About 400 people participating in Lithuania’s first Pride observance in downtown Vilnius were met with more than 1,000 rock- and smokebomb-throwing protesters and were protected by 800 police. Nineteen people were detained, including two anti-gay lawmakers. A Russian-language news report says that a march along the Neris river was cut short due to the violence. A Molotov cocktail was also thrown Molotov cocktail was thrown into the offices of Youth for Tolerance, which helped organize the event. The bomb failed to ignite and no one was injured.
It was the first Gay Pride event in Lithuania, a largely Catholic nation of 3.4 million people that acquired independence from the Soviet Union two decades ago. The parade was originally authorized by the Vilnius city council, but was was prohibited Wednesday by a court. An appeals court on Friday overturned the ban.
Update (May 10): We heard from Kate at Amnesty International, whose account differs from early news reports:
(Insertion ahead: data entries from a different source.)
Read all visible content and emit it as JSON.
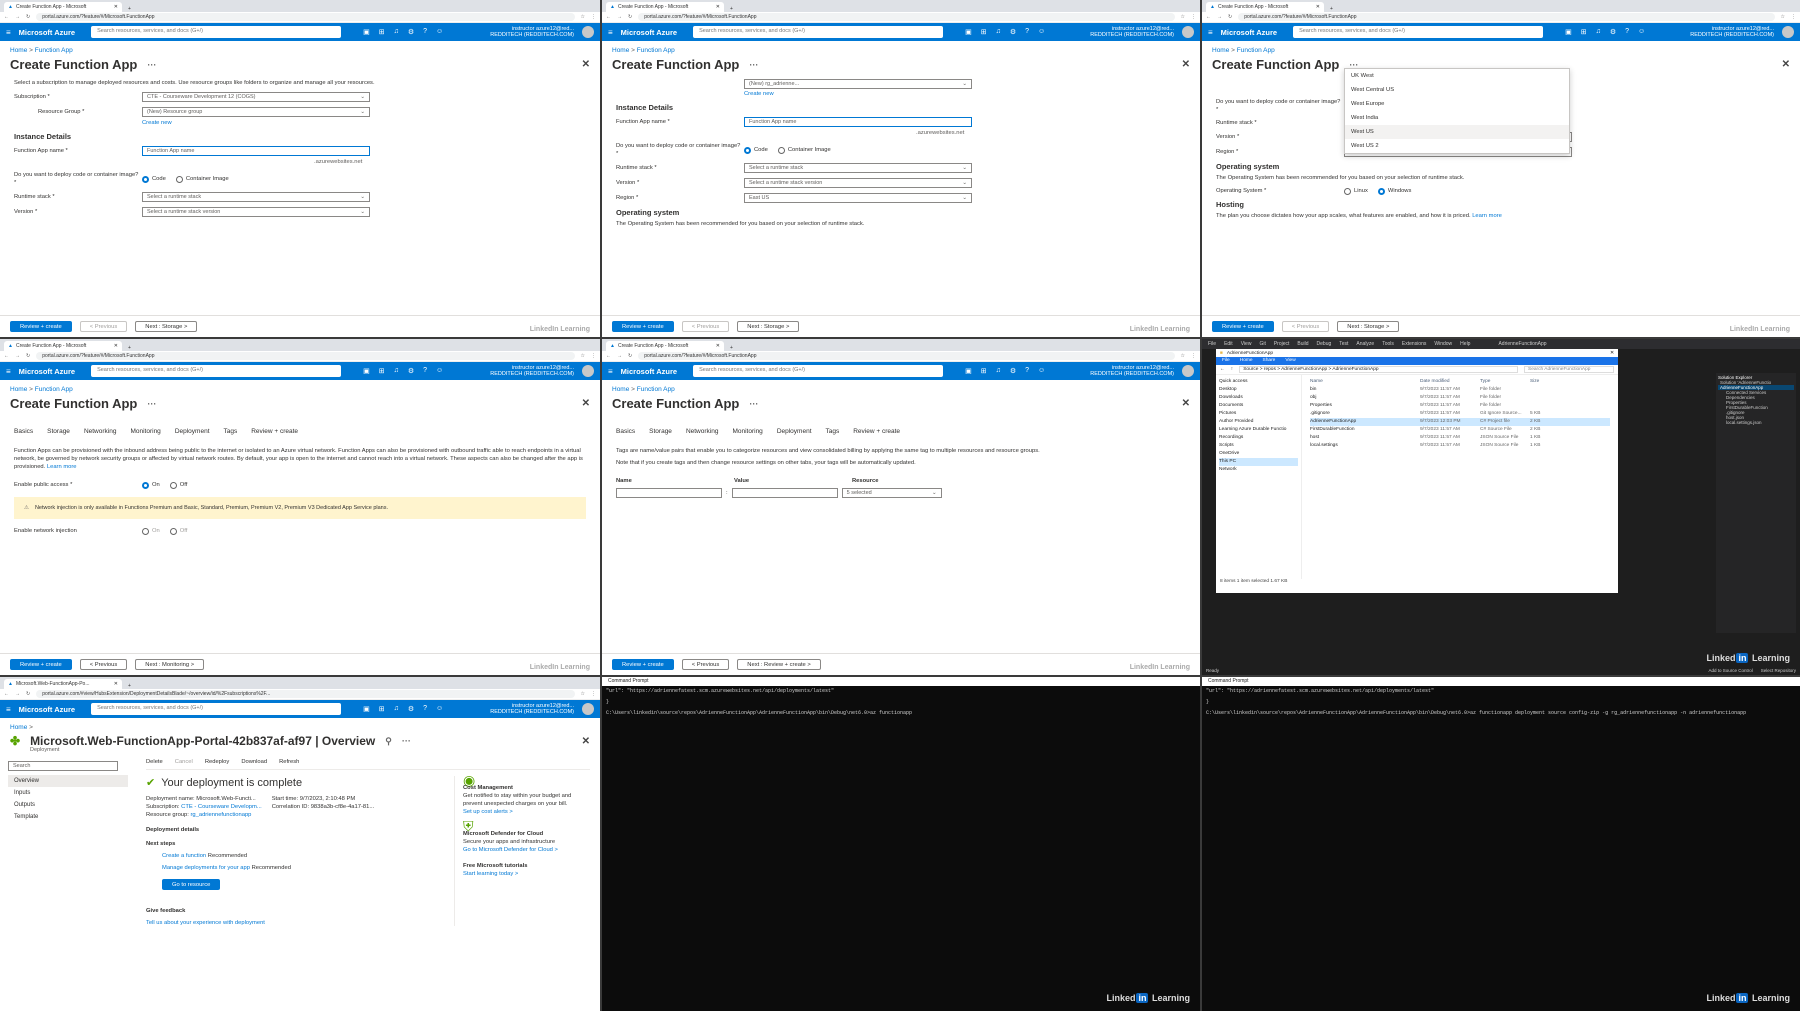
{
  "common": {
    "tab_title": "Create Function App - Microsoft",
    "url": "portal.azure.com/?feature/#/Microsoft.FunctionApp",
    "brand": "Microsoft Azure",
    "search_placeholder": "Search resources, services, and docs (G+/)",
    "user_line1": "instructor azure12@red...",
    "user_line2": "REDDITECH (REDDITECH.COM)",
    "crumb_home": "Home",
    "crumb_sep": ">",
    "crumb_fa": "Function App",
    "page_title": "Create Function App",
    "review": "Review + create",
    "previous": "< Previous",
    "next_storage": "Next : Storage >",
    "watermark": "LinkedIn Learning"
  },
  "p1": {
    "intro": "Select a subscription to manage deployed resources and costs. Use resource groups like folders to organize and manage all your resources.",
    "sub_label": "Subscription *",
    "sub_value": "CTE - Courseware Development 12 (COGS)",
    "rg_label": "Resource Group *",
    "rg_value": "(New) Resource group",
    "create_new": "Create new",
    "instance_h": "Instance Details",
    "name_label": "Function App name *",
    "name_ph": "Function App name",
    "suffix": ".azurewebsites.net",
    "deploy_label": "Do you want to deploy code or container image? *",
    "code": "Code",
    "container": "Container Image",
    "runtime_label": "Runtime stack *",
    "runtime_ph": "Select a runtime stack",
    "version_label": "Version *",
    "version_ph": "Select a runtime stack version"
  },
  "p2": {
    "rg_value": "(New) rg_adrienne...",
    "create_new": "Create new",
    "instance_h": "Instance Details",
    "name_label": "Function App name *",
    "name_ph": "Function App name",
    "suffix": ".azurewebsites.net",
    "deploy_label": "Do you want to deploy code or container image? *",
    "code": "Code",
    "container": "Container Image",
    "runtime_label": "Runtime stack *",
    "runtime_ph": "Select a runtime stack",
    "version_label": "Version *",
    "version_ph": "Select a runtime stack version",
    "region_label": "Region *",
    "region_value": "East US",
    "os_h": "Operating system",
    "os_text": "The Operating System has been recommended for you based on your selection of runtime stack."
  },
  "p3": {
    "regions": [
      "UK West",
      "West Central US",
      "West Europe",
      "West India",
      "West US",
      "West US 2"
    ],
    "deploy_label": "Do you want to deploy code or container image? *",
    "runtime_label": "Runtime stack *",
    "version_label": "Version *",
    "region_label": "Region *",
    "region_value": "East US",
    "os_h": "Operating system",
    "os_text": "The Operating System has been recommended for you based on your selection of runtime stack.",
    "os_label": "Operating System *",
    "linux": "Linux",
    "windows": "Windows",
    "hosting_h": "Hosting",
    "hosting_text": "The plan you choose dictates how your app scales, what features are enabled, and how it is priced.",
    "learn_more": "Learn more"
  },
  "p4": {
    "tabs": [
      "Basics",
      "Storage",
      "Networking",
      "Monitoring",
      "Deployment",
      "Tags",
      "Review + create"
    ],
    "desc": "Function Apps can be provisioned with the inbound address being public to the internet or isolated to an Azure virtual network. Function Apps can also be provisioned with outbound traffic able to reach endpoints in a virtual network, be governed by network security groups or affected by virtual network routes. By default, your app is open to the internet and cannot reach into a virtual network. These aspects can also be changed after the app is provisioned.",
    "learn_more": "Learn more",
    "public_label": "Enable public access *",
    "on": "On",
    "off": "Off",
    "warning": "Network injection is only available in Functions Premium and Basic, Standard, Premium, Premium V2, Premium V3 Dedicated App Service plans.",
    "inj_label": "Enable network injection",
    "next": "Next : Monitoring >"
  },
  "p5": {
    "tabs": [
      "Basics",
      "Storage",
      "Networking",
      "Monitoring",
      "Deployment",
      "Tags",
      "Review + create"
    ],
    "desc1": "Tags are name/value pairs that enable you to categorize resources and view consolidated billing by applying the same tag to multiple resources and resource groups.",
    "desc2": "Note that if you create tags and then change resource settings on other tabs, your tags will be automatically updated.",
    "name_h": "Name",
    "value_h": "Value",
    "resource_h": "Resource",
    "resource_value": "5 selected",
    "colon": ":",
    "next": "Next : Review + create >"
  },
  "p6": {
    "menu": [
      "File",
      "Edit",
      "View",
      "Git",
      "Project",
      "Build",
      "Debug",
      "Test",
      "Analyze",
      "Tools",
      "Extensions",
      "Window",
      "Help"
    ],
    "app_title": "AdrienneFunctionApp",
    "explorer_title": "AdrienneFunctionApp",
    "explorer_path": "Source > repos > AdrienneFunctionApp > AdrienneFunctionApp",
    "explorer_search": "Search AdrienneFunctionApp",
    "ribbon_tabs": [
      "File",
      "Home",
      "Share",
      "View"
    ],
    "nav": [
      "Quick access",
      "Desktop",
      "Downloads",
      "Documents",
      "Pictures",
      "Author Provided",
      "Learning Azure Durable Functio",
      "Recordings",
      "Scripts",
      "OneDrive",
      "This PC",
      "Network"
    ],
    "col_name": "Name",
    "col_date": "Date modified",
    "col_type": "Type",
    "col_size": "Size",
    "files": [
      {
        "n": "bin",
        "d": "9/7/2023 11:57 AM",
        "t": "File folder",
        "s": ""
      },
      {
        "n": "obj",
        "d": "9/7/2023 11:57 AM",
        "t": "File folder",
        "s": ""
      },
      {
        "n": "Properties",
        "d": "9/7/2023 11:57 AM",
        "t": "File folder",
        "s": ""
      },
      {
        "n": ".gitignore",
        "d": "9/7/2023 11:57 AM",
        "t": "Git Ignore Source...",
        "s": "5 KB"
      },
      {
        "n": "AdrienneFunctionApp",
        "d": "9/7/2023 12:03 PM",
        "t": "C# Project file",
        "s": "2 KB"
      },
      {
        "n": "FirstDurableFunction",
        "d": "9/7/2023 11:57 AM",
        "t": "C# Source File",
        "s": "2 KB"
      },
      {
        "n": "host",
        "d": "9/7/2023 11:57 AM",
        "t": "JSON Source File",
        "s": "1 KB"
      },
      {
        "n": "local.settings",
        "d": "9/7/2023 11:57 AM",
        "t": "JSON Source File",
        "s": "1 KB"
      }
    ],
    "status": "8 items    1 item selected  1.67 KB",
    "solution_title": "Solution Explorer",
    "solution_items": [
      "Solution 'AdrienneFunctio",
      "AdrienneFunctionApp",
      "Connected Services",
      "Dependencies",
      "Properties",
      "FirstDurableFunction",
      ".gitignore",
      "host.json",
      "local.settings.json"
    ],
    "ready": "Ready",
    "add_source": "Add to Source Control",
    "select_repo": "Select Repository"
  },
  "p7": {
    "tab_title": "Microsoft.Web-FunctionApp-Po...",
    "url": "portal.azure.com/#view/HubsExtension/DeploymentDetailsBlade/~/overview/id/%2Fsubscriptions%2F...",
    "title": "Microsoft.Web-FunctionApp-Portal-42b837af-af97 | Overview",
    "subtitle": "Deployment",
    "search": "Search",
    "nav": [
      "Overview",
      "Inputs",
      "Outputs",
      "Template"
    ],
    "toolbar": [
      "Delete",
      "Cancel",
      "Redeploy",
      "Download",
      "Refresh"
    ],
    "complete": "Your deployment is complete",
    "dep_name_l": "Deployment name:",
    "dep_name_v": "Microsoft.Web-Functi...",
    "sub_l": "Subscription:",
    "sub_v": "CTE - Courseware Developm...",
    "rg_l": "Resource group:",
    "rg_v": "rg_adriennefunctionapp",
    "start_l": "Start time:",
    "start_v": "9/7/2023, 2:10:48 PM",
    "corr_l": "Correlation ID:",
    "corr_v": "9838a3b-cf8e-4a17-81...",
    "details": "Deployment details",
    "next_steps": "Next steps",
    "step1": "Create a function",
    "step2": "Manage deployments for your app",
    "recommended": "Recommended",
    "go": "Go to resource",
    "feedback_h": "Give feedback",
    "feedback": "Tell us about your experience with deployment",
    "cost_h": "Cost Management",
    "cost_t": "Get notified to stay within your budget and prevent unexpected charges on your bill.",
    "cost_l": "Set up cost alerts >",
    "def_h": "Microsoft Defender for Cloud",
    "def_t": "Secure your apps and infrastructure",
    "def_l": "Go to Microsoft Defender for Cloud >",
    "tut_h": "Free Microsoft tutorials",
    "tut_l": "Start learning today >"
  },
  "p8": {
    "title": "Command Prompt",
    "line1": "\"url\": \"https://adriennefatest.scm.azurewebsites.net/api/deployments/latest\"",
    "line2": "}",
    "line3": "C:\\Users\\linkedin\\source\\repos\\AdrienneFunctionApp\\AdrienneFunctionApp\\bin\\Debug\\net6.0>az functionapp"
  },
  "p9": {
    "title": "Command Prompt",
    "line1": "\"url\": \"https://adriennefatest.scm.azurewebsites.net/api/deployments/latest\"",
    "line2": "}",
    "line3": "C:\\Users\\linkedin\\source\\repos\\AdrienneFunctionApp\\AdrienneFunctionApp\\bin\\Debug\\net6.0>az functionapp deployment source config-zip -g rg_adriennefunctionapp -n adriennefunctionapp"
  },
  "colors": {
    "azure_blue": "#0078d4",
    "terminal_bg": "#0c0c0c",
    "vs_bg": "#1e1e1e"
  }
}
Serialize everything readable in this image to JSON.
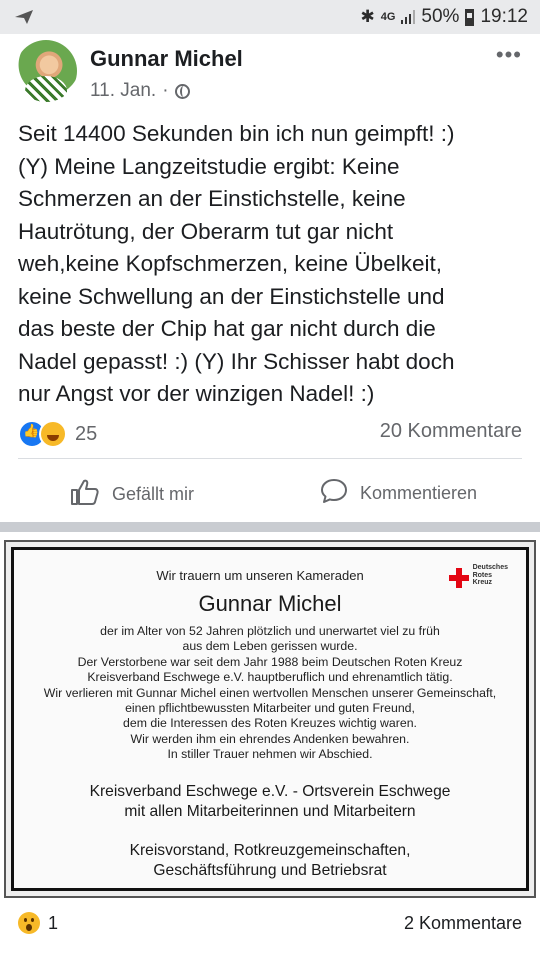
{
  "status_bar": {
    "network": "4G",
    "battery": "50%",
    "time": "19:12",
    "icons": [
      "send-icon",
      "bluetooth-icon",
      "signal-icon",
      "battery-icon"
    ]
  },
  "post": {
    "author": "Gunnar Michel",
    "date": "11. Jan.",
    "separator": "·",
    "text": "Seit 14400 Sekunden bin ich nun geimpft! :)\n(Y) Meine Langzeitstudie ergibt: Keine\nSchmerzen an der Einstichstelle, keine\nHautrötung, der Oberarm tut gar nicht\nweh,keine Kopfschmerzen, keine Übelkeit,\nkeine Schwellung an der Einstichstelle und\ndas beste der Chip hat gar nicht durch die\nNadel gepasst! :) (Y) Ihr Schisser habt doch\nnur Angst vor der winzigen Nadel! :)",
    "reaction_count": "25",
    "comments": "20 Kommentare",
    "actions": {
      "like": "Gefällt mir",
      "comment": "Kommentieren"
    }
  },
  "obituary": {
    "intro": "Wir trauern um unseren Kameraden",
    "name": "Gunnar Michel",
    "body": "der im Alter von 52 Jahren plötzlich und unerwartet viel zu früh\naus dem Leben gerissen wurde.\nDer Verstorbene war seit dem Jahr 1988 beim Deutschen Roten Kreuz\nKreisverband Eschwege e.V. hauptberuflich und ehrenamtlich tätig.\nWir verlieren mit Gunnar Michel einen wertvollen Menschen unserer Gemeinschaft,\neinen pflichtbewussten Mitarbeiter und guten Freund,\ndem die Interessen des Roten Kreuzes wichtig waren.\nWir werden ihm ein ehrendes Andenken bewahren.\nIn stiller Trauer nehmen wir Abschied.",
    "organization": "Kreisverband Eschwege e.V. - Ortsverein Eschwege\nmit allen Mitarbeiterinnen und Mitarbeitern",
    "board": "Kreisvorstand, Rotkreuzgemeinschaften,\nGeschäftsführung und Betriebsrat",
    "logo_text": "Deutsches\nRotes\nKreuz",
    "logo_color": "#e30613"
  },
  "footer": {
    "reaction_count": "1",
    "comments": "2 Kommentare"
  },
  "colors": {
    "facebook_blue": "#1877f2",
    "text_secondary": "#65676b",
    "reaction_yellow": "#f7b928"
  }
}
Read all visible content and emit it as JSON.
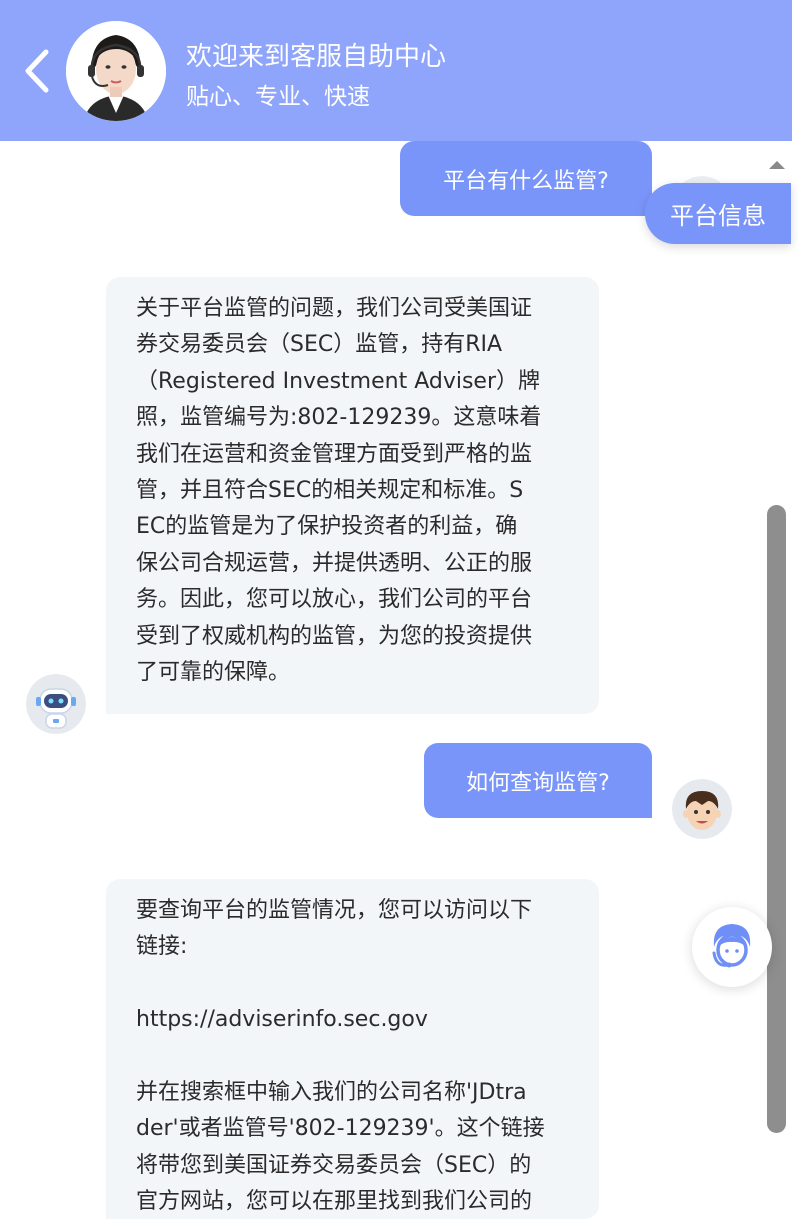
{
  "header": {
    "title": "欢迎来到客服自助中心",
    "subtitle": "贴心、专业、快速",
    "back_icon": "chevron-left-icon",
    "avatar": "agent-avatar"
  },
  "floating_button": {
    "label": "平台信息"
  },
  "messages": [
    {
      "role": "user",
      "text": "平台有什么监管?"
    },
    {
      "role": "bot",
      "lines": [
        "关于平台监管的问题，我们公司受美国证",
        "券交易委员会（SEC）监管，持有RIA",
        "（Registered Investment Adviser）牌",
        "照，监管编号为:802-129239。这意味着",
        "我们在运营和资金管理方面受到严格的监",
        "管，并且符合SEC的相关规定和标准。S",
        "EC的监管是为了保护投资者的利益，确",
        "保公司合规运营，并提供透明、公正的服",
        "务。因此，您可以放心，我们公司的平台",
        "受到了权威机构的监管，为您的投资提供",
        "了可靠的保障。"
      ]
    },
    {
      "role": "user",
      "text": "如何查询监管?"
    },
    {
      "role": "bot",
      "paragraphs": [
        [
          "要查询平台的监管情况，您可以访问以下",
          "链接:"
        ],
        [
          "https://adviserinfo.sec.gov"
        ],
        [
          "并在搜索框中输入我们的公司名称'JDtra",
          "der'或者监管号'802-129239'。这个链接",
          "将带您到美国证券交易委员会（SEC）的",
          "官方网站，您可以在那里找到我们公司的"
        ]
      ]
    }
  ],
  "colors": {
    "header": "#8ea5fb",
    "user_bubble": "#7a95fa",
    "bot_bubble": "#f3f6f9"
  }
}
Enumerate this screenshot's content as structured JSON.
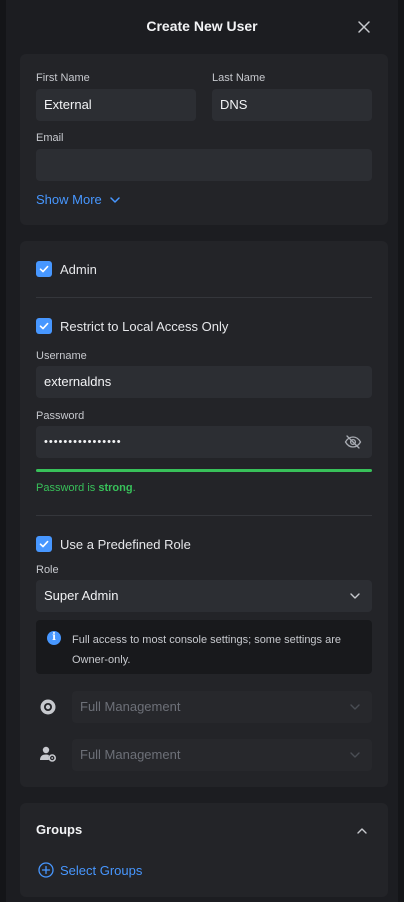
{
  "modal": {
    "title": "Create New User"
  },
  "basic": {
    "first_name_label": "First Name",
    "first_name_value": "External",
    "last_name_label": "Last Name",
    "last_name_value": "DNS",
    "email_label": "Email",
    "email_value": "",
    "show_more_label": "Show More"
  },
  "access": {
    "admin_label": "Admin",
    "admin_checked": true,
    "restrict_label": "Restrict to Local Access Only",
    "restrict_checked": true,
    "username_label": "Username",
    "username_value": "externaldns",
    "password_label": "Password",
    "password_masked": "••••••••••••••••",
    "strength_prefix": "Password is ",
    "strength_value": "strong",
    "strength_suffix": ".",
    "strength_level": 1.0,
    "predefined_label": "Use a Predefined Role",
    "predefined_checked": true,
    "role_label": "Role",
    "role_value": "Super Admin",
    "role_info": "Full access to most console settings; some settings are Owner-only.",
    "permission_1_value": "Full Management",
    "permission_2_value": "Full Management"
  },
  "groups": {
    "title": "Groups",
    "select_label": "Select Groups"
  },
  "icons": {
    "close": "close-icon",
    "chevron_down": "chevron-down-icon",
    "chevron_up": "chevron-up-icon",
    "eye_off": "eye-off-icon",
    "info": "info-icon",
    "check": "check-icon",
    "plus_circle": "plus-circle-icon",
    "network": "network-app-icon",
    "user_settings": "user-settings-icon"
  },
  "colors": {
    "accent": "#4797ff",
    "success": "#38c15a",
    "panel": "#232428",
    "background": "#1c1d21"
  }
}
I’m based at Amnesty International’s International Secretariat and was at Baltic Pride on Saturday. Just a couple of corrections — the march wasn’t cut short (and trouble from the counter-demonstrators didn’t really happen until the end of the march when most of the participants had left the site) and the Tolerant Youth Association had its windows broken that morning but there were no molotov cocktails. We reckon we had about 500 people on the march and it was a huge success. More info will be available here and participants are sending in their info via the Baltic Pride facebook page here.